The Artsy Monke (opens in new tab) project took advantage of advances in AI and image diffusion techniques using Google's Colab platform and its Cloud Computing service. The team fed the 10,000 images from the original Bored Ape NFT drop into their AI to use as a canvas to create generative art. The machine was then taught how to paint in 20 different art styles by being fed 14 million images and a massive dataset of related keywords.

This was no quick AI art generator job. The team ran multiple servers for several weeks to get the results they wanted, with between 25 and 250 iterations per piece. Crypto Grims, Artsy Monke's AI artist, wrote in a blog piece on Bored Panda (opens in new tab), "We had to throw away the very first batch even though it ate up almost a thousand dollars, since the AI was giving us too many fairies dancing in meadows or demons made of clouds, but not quite remembering to still make it look like a monkey."

The final results are stunning, ranging from intricate realism to painterly impressionist scenes moody cityscapes and fantasy styles, but all with a form that will be instantly recognisable to anyone who's been following the NFT scene – Yuga Labs' original Bored Ape.

With the market now saturated with profile-pic collections that people buy in the hope of flipping for a profit, Artsy Monke took a different route, aiming to make art that people would simply enjoy collecting and holding. It retains the excitement behind minting a new Ape, not knowing how it would turn out, but introduces a fine art element that the team felt was missing.

It backed up its philosophy by selling at a cheap price too, at just 0.01 ETH ($15) – Bored Ape Yacht Club NFTs now sell for around 85 ETH (about $140,000 right now, but we know how fast that can change). The 10,000-piece collection has already sold out and new buyers can only buy from existing owners on the NFT marketplace OpenSea (opens in new tab). Prices remain low, but that could change: Artsy Monke are planning to launch Artsy Monkeland, a metaverse themepark that only Artsy Monke NFT holders will be able to enter to access Play to Earn (P2E) video games. Yes, the metaverse is a strange place. 

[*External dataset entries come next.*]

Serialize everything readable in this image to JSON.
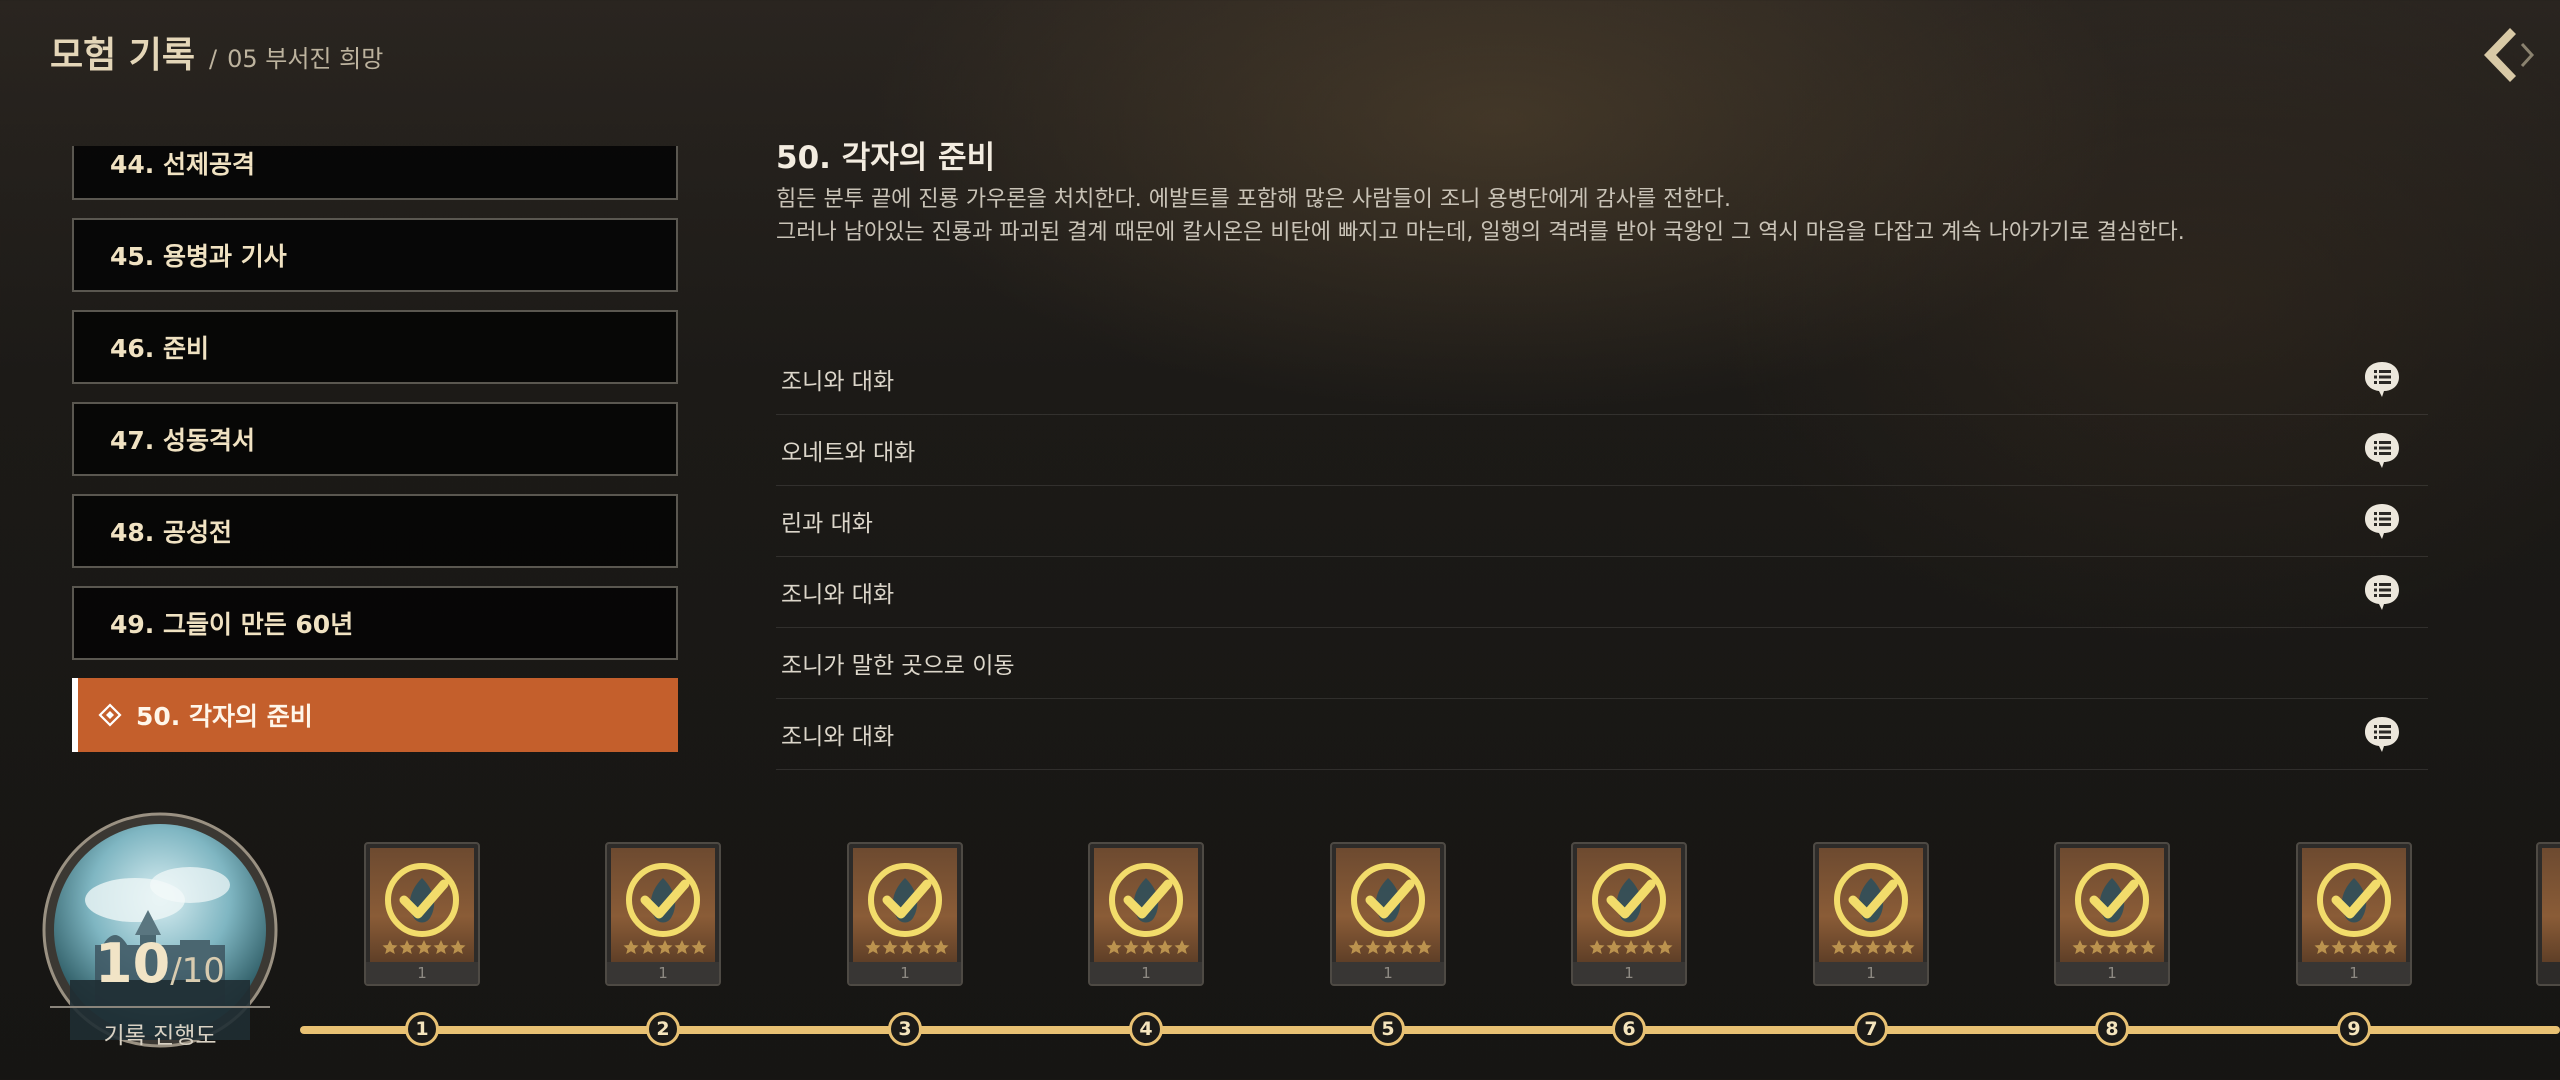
{
  "header": {
    "title": "모험 기록",
    "separator": "/",
    "subtitle": "05 부서진 희망"
  },
  "chapters": [
    {
      "label": "44. 선제공격"
    },
    {
      "label": "45. 용병과 기사"
    },
    {
      "label": "46. 준비"
    },
    {
      "label": "47. 성동격서"
    },
    {
      "label": "48. 공성전"
    },
    {
      "label": "49. 그들이 만든 60년"
    },
    {
      "label": "50. 각자의 준비"
    }
  ],
  "detail": {
    "title": "50. 각자의 준비",
    "desc_line1": "힘든 분투 끝에 진룡 가우론을 처치한다. 에발트를 포함해 많은 사람들이 조니 용병단에게 감사를 전한다.",
    "desc_line2": "그러나 남아있는 진룡과 파괴된 결계 때문에 칼시온은 비탄에 빠지고 마는데, 일행의 격려를 받아 국왕인 그 역시 마음을 다잡고 계속 나아가기로 결심한다."
  },
  "tasks": [
    {
      "label": "조니와 대화",
      "has_dialog": true
    },
    {
      "label": "오네트와 대화",
      "has_dialog": true
    },
    {
      "label": "린과 대화",
      "has_dialog": true
    },
    {
      "label": "조니와 대화",
      "has_dialog": true
    },
    {
      "label": "조니가 말한 곳으로 이동",
      "has_dialog": false
    },
    {
      "label": "조니와 대화",
      "has_dialog": true
    }
  ],
  "progress": {
    "current": "10",
    "separator": "/",
    "total": "10",
    "label": "기록 진행도"
  },
  "rewards": [
    {
      "node": "1",
      "count": "1"
    },
    {
      "node": "2",
      "count": "1"
    },
    {
      "node": "3",
      "count": "1"
    },
    {
      "node": "4",
      "count": "1"
    },
    {
      "node": "5",
      "count": "1"
    },
    {
      "node": "6",
      "count": "1"
    },
    {
      "node": "7",
      "count": "1"
    },
    {
      "node": "8",
      "count": "1"
    },
    {
      "node": "9",
      "count": "1"
    }
  ],
  "colors": {
    "accent": "#c45f2c",
    "timeline": "#e8c173",
    "check": "#f2dc6b"
  },
  "icons": {
    "back": "back-chevron-icon",
    "dialog": "chat-bubble-icon",
    "active_marker": "diamond-icon",
    "card": "checkmark-icon",
    "star": "star-icon"
  }
}
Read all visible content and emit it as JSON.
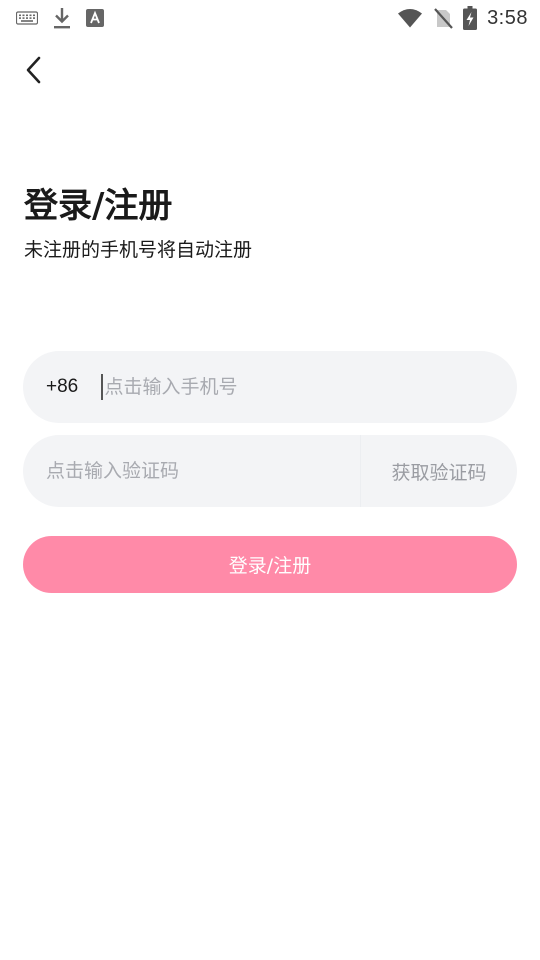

"We wanted Artsy Monke to be pieces of art that you could hang on your wall, but also, by using Web3 technology, we can also let holders access the Artsy Monke games and earn real money," the project's blockchain developer Dan Hovey said. "The more Monke NFT you hold, the more games you can play and the more money you can earn."

For more on NFTs, see our guides to how to make and sell an NFT and the best NFT marketplaces. And for more AI art, don't miss our pick of the weirdest AI art yet.

Thank you for reading 5 articles this month* Join now for unlimited access

Enjoy your first month for just £1 / $1 / €1

*Read 5 free articles per month without a subscription

Join now for unlimited access

Try first month for just £1 / $1 / €1

Joseph Foley
Joseph Foley

Joe is a regular freelance journalist and editor at Creative Bloq. He writes, news and features, updates buying guides and keeps track of the best equipment for creatives, from monitors to accessories and office supplies. A writer and translator, he also works as a project manager at a design and branding agency based in London and Buenos Aires, Argentina, where he manages a team of designers, photographers and video editors. He enjoys photography and wellness and also dances tango.